*** Opening of Provided data ***
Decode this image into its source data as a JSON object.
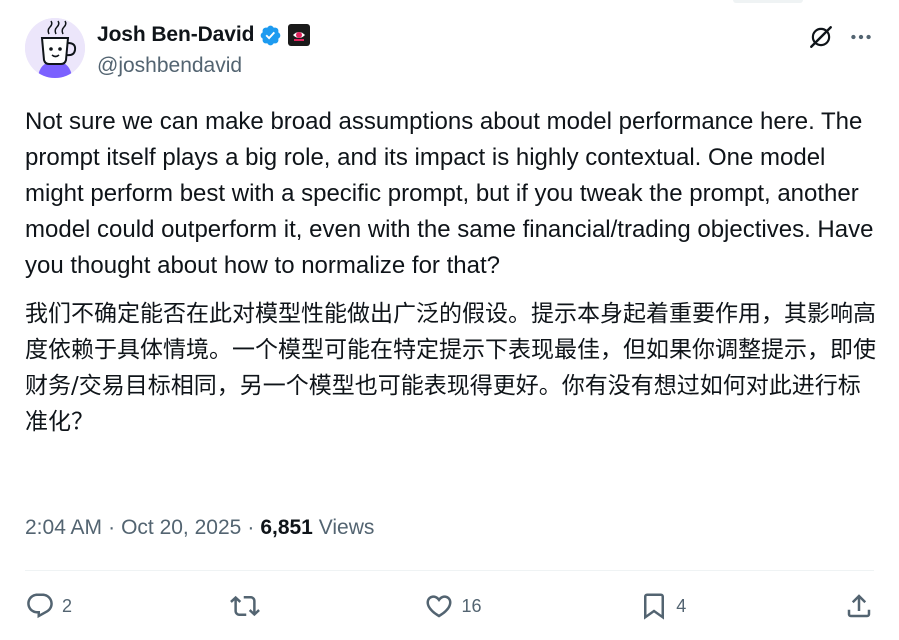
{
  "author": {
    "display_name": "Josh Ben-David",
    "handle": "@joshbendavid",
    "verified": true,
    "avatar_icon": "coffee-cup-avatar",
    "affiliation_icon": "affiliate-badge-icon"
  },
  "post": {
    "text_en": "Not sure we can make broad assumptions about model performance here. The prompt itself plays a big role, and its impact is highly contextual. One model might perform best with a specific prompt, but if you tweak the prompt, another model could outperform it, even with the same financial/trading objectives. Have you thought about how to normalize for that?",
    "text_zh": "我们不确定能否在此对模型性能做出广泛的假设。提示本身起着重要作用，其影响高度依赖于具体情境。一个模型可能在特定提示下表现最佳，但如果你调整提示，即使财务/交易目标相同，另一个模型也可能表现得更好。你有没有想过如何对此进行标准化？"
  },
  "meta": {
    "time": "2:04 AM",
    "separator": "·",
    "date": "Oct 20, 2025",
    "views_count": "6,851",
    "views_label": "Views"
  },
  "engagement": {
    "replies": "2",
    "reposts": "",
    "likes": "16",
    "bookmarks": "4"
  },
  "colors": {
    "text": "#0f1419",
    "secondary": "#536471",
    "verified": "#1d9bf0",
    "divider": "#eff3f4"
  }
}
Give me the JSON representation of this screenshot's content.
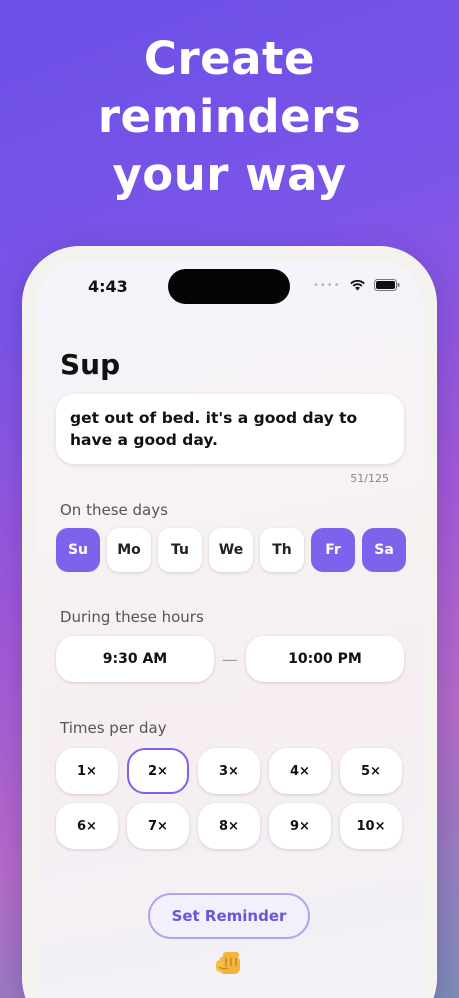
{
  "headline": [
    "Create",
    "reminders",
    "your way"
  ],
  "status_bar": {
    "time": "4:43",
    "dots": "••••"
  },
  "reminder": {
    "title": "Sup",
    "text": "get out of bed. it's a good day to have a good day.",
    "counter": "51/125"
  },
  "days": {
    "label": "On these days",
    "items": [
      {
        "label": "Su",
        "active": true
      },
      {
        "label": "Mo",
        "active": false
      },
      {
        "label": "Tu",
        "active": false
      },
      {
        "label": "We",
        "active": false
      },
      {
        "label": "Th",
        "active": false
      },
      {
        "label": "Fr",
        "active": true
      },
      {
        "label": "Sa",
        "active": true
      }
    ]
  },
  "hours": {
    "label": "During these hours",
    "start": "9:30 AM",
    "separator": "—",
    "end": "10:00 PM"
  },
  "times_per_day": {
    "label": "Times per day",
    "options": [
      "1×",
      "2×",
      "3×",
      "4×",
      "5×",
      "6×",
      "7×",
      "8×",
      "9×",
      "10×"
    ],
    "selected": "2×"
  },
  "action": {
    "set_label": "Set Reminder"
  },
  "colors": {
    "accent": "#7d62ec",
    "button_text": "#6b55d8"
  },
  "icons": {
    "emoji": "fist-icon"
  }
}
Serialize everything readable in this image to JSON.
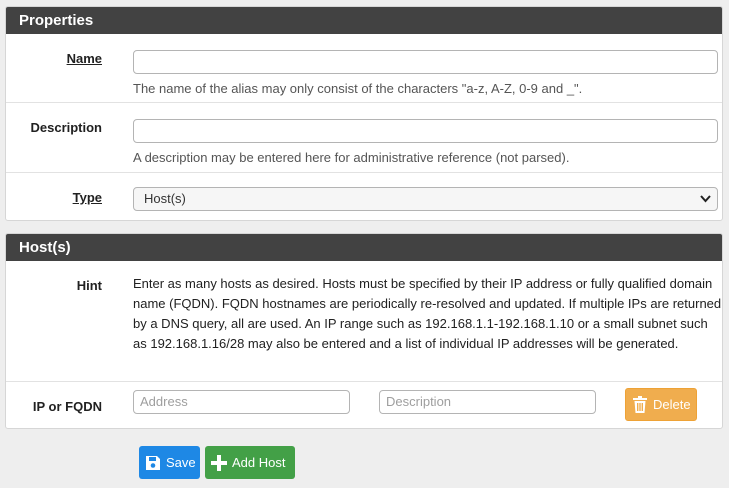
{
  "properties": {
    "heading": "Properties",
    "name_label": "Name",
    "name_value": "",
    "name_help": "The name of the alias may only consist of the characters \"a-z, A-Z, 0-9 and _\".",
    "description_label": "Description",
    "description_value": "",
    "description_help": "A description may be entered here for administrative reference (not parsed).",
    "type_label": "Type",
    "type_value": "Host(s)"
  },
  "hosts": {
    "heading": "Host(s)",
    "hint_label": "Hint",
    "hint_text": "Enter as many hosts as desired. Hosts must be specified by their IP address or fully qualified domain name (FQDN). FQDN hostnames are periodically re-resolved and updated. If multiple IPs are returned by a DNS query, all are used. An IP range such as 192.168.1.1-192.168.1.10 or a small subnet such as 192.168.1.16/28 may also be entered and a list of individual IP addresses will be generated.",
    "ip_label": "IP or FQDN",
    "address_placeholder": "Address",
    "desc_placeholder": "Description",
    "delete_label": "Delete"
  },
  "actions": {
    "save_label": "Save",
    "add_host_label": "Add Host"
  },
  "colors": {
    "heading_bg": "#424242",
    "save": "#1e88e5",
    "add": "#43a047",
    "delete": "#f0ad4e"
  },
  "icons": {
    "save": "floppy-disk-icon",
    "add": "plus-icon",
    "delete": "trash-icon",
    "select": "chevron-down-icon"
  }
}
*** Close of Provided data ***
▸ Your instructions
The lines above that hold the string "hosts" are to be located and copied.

▸ Written reply
  "hosts": {
    "hint_text": "Enter as many hosts as desired. Hosts must be specified by their IP address or fully qualified domain name (FQDN). FQDN hostnames are periodically re-resolved and updated. If multiple IPs are returned by a DNS query, all are used. An IP range such as 192.168.1.1-192.168.1.10 or a small subnet such as 192.168.1.16/28 may also be entered and a list of individual IP addresses will be generated.",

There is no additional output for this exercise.